When I arrived just after 6PM there was no traffic control at the intersection. Traffic eastbound 24th was flowing but autos stuck between the Corporate Buses were attempting to drive around them. Only observed one Police Sargent about 6:15PM when the flat bed tow truck arrived. He then departed.
The wide turning buses at this intersection cause “intersection stalemate”. Bus turning in either direction cause autos to pull to the right, back up, or freeze in place unexpectedly facing an oncoming bus in their lane. The new crosswalks installed last year are severely damaged by the buses turning up the steep Castro Street Hill.
With over 30 buses an hour, the traffic flow is negatively impacted on both streets.
Muni line 24 was delayed by three buses or at least half an hour. About 6:45PM I called 311 and the outbound (return southbound) line 24 bus was five minutes 25 minutes and 29 minutes. So I opted for a 48 bus for a short grocery shopping trip.
I assume this incident has been documented, as I did not observe the police making a report.
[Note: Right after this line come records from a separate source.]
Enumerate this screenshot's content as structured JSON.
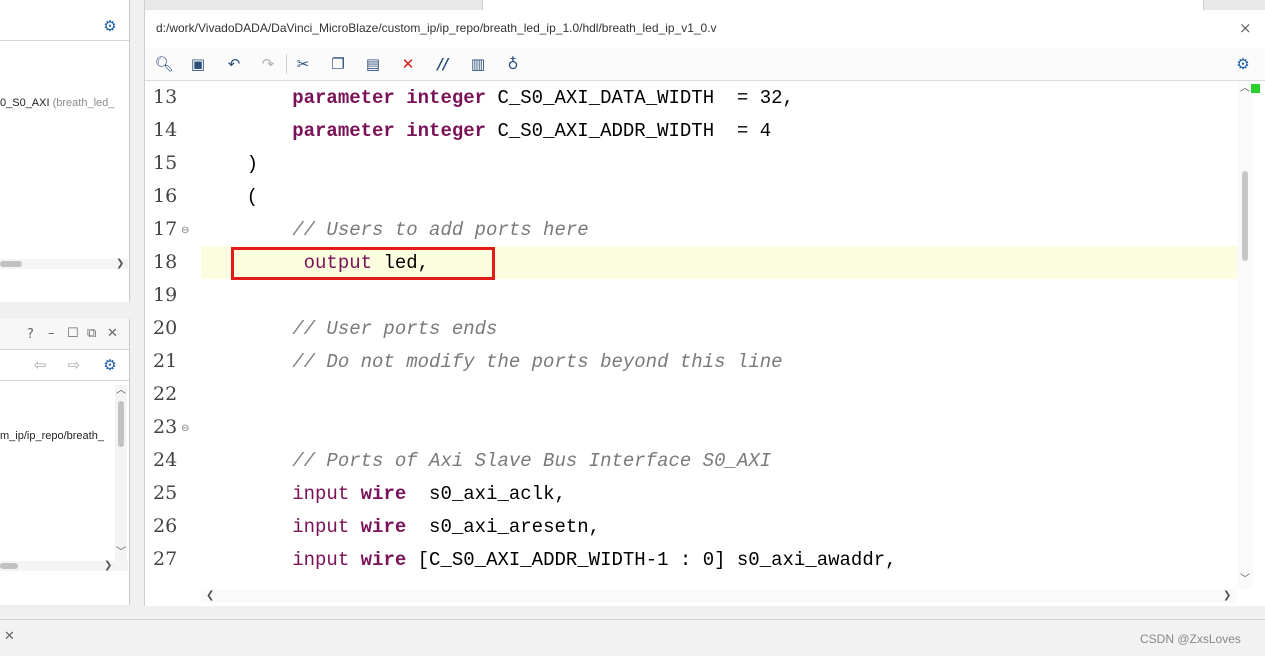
{
  "left_panel_top": {
    "item_text": "0_S0_AXI",
    "item_hint": "(breath_led_"
  },
  "left_panel_bottom": {
    "item_text": "m_ip/ip_repo/breath_"
  },
  "editor": {
    "file_path": "d:/work/VivadoDADA/DaVinci_MicroBlaze/custom_ip/ip_repo/breath_led_ip_1.0/hdl/breath_led_ip_v1_0.v",
    "close_glyph": "×",
    "toolbar_icons": [
      "search-icon",
      "save-icon",
      "undo-icon",
      "redo-icon",
      "cut-icon",
      "copy-icon",
      "paste-icon",
      "delete-icon",
      "comment-icon",
      "columns-icon",
      "bulb-icon"
    ],
    "highlighted_line": 18,
    "line_numbers": [
      "13",
      "14",
      "15",
      "16",
      "17",
      "18",
      "19",
      "20",
      "21",
      "22",
      "23",
      "24",
      "25",
      "26",
      "27"
    ],
    "lines": [
      {
        "indent": "        ",
        "parts": [
          {
            "t": "parameter",
            "c": "kw"
          },
          {
            "t": " ",
            "c": ""
          },
          {
            "t": "integer",
            "c": "kw"
          },
          {
            "t": " C_S0_AXI_DATA_WIDTH  = 32,",
            "c": ""
          }
        ]
      },
      {
        "indent": "        ",
        "parts": [
          {
            "t": "parameter",
            "c": "kw"
          },
          {
            "t": " ",
            "c": ""
          },
          {
            "t": "integer",
            "c": "kw"
          },
          {
            "t": " C_S0_AXI_ADDR_WIDTH  = 4",
            "c": ""
          }
        ]
      },
      {
        "indent": "    ",
        "parts": [
          {
            "t": ")",
            "c": ""
          }
        ]
      },
      {
        "indent": "    ",
        "parts": [
          {
            "t": "(",
            "c": ""
          }
        ]
      },
      {
        "indent": "        ",
        "parts": [
          {
            "t": "// Users to add ports here",
            "c": "cm"
          }
        ]
      },
      {
        "indent": "         ",
        "parts": [
          {
            "t": "output",
            "c": "kwn"
          },
          {
            "t": " led,",
            "c": ""
          }
        ]
      },
      {
        "indent": "",
        "parts": []
      },
      {
        "indent": "        ",
        "parts": [
          {
            "t": "// User ports ends",
            "c": "cm"
          }
        ]
      },
      {
        "indent": "        ",
        "parts": [
          {
            "t": "// Do not modify the ports beyond this line",
            "c": "cm"
          }
        ]
      },
      {
        "indent": "",
        "parts": []
      },
      {
        "indent": "",
        "parts": []
      },
      {
        "indent": "        ",
        "parts": [
          {
            "t": "// Ports of Axi Slave Bus Interface S0_AXI",
            "c": "cm"
          }
        ]
      },
      {
        "indent": "        ",
        "parts": [
          {
            "t": "input",
            "c": "kwn"
          },
          {
            "t": " ",
            "c": ""
          },
          {
            "t": "wire",
            "c": "kw"
          },
          {
            "t": "  s0_axi_aclk,",
            "c": ""
          }
        ]
      },
      {
        "indent": "        ",
        "parts": [
          {
            "t": "input",
            "c": "kwn"
          },
          {
            "t": " ",
            "c": ""
          },
          {
            "t": "wire",
            "c": "kw"
          },
          {
            "t": "  s0_axi_aresetn,",
            "c": ""
          }
        ]
      },
      {
        "indent": "        ",
        "parts": [
          {
            "t": "input",
            "c": "kwn"
          },
          {
            "t": " ",
            "c": ""
          },
          {
            "t": "wire",
            "c": "kw"
          },
          {
            "t": " [C_S0_AXI_ADDR_WIDTH-1 : 0] s0_axi_awaddr,",
            "c": ""
          }
        ]
      }
    ]
  },
  "watermark": "CSDN @ZxsLoves",
  "colors": {
    "keyword": "#7a1257",
    "comment": "#7a7a7a",
    "highlight": "#fcfcdf",
    "redbox": "#e21b1b",
    "icon_blue": "#1f5fa6"
  }
}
This may be considered a minor incident, but the vehicle was towed and created considerable disruption to Muni, with the neighborhood sharing in the daily pain of the very large Commuter Buses.
Two photos show the subject bus and the other photo shows the 24th Street backup.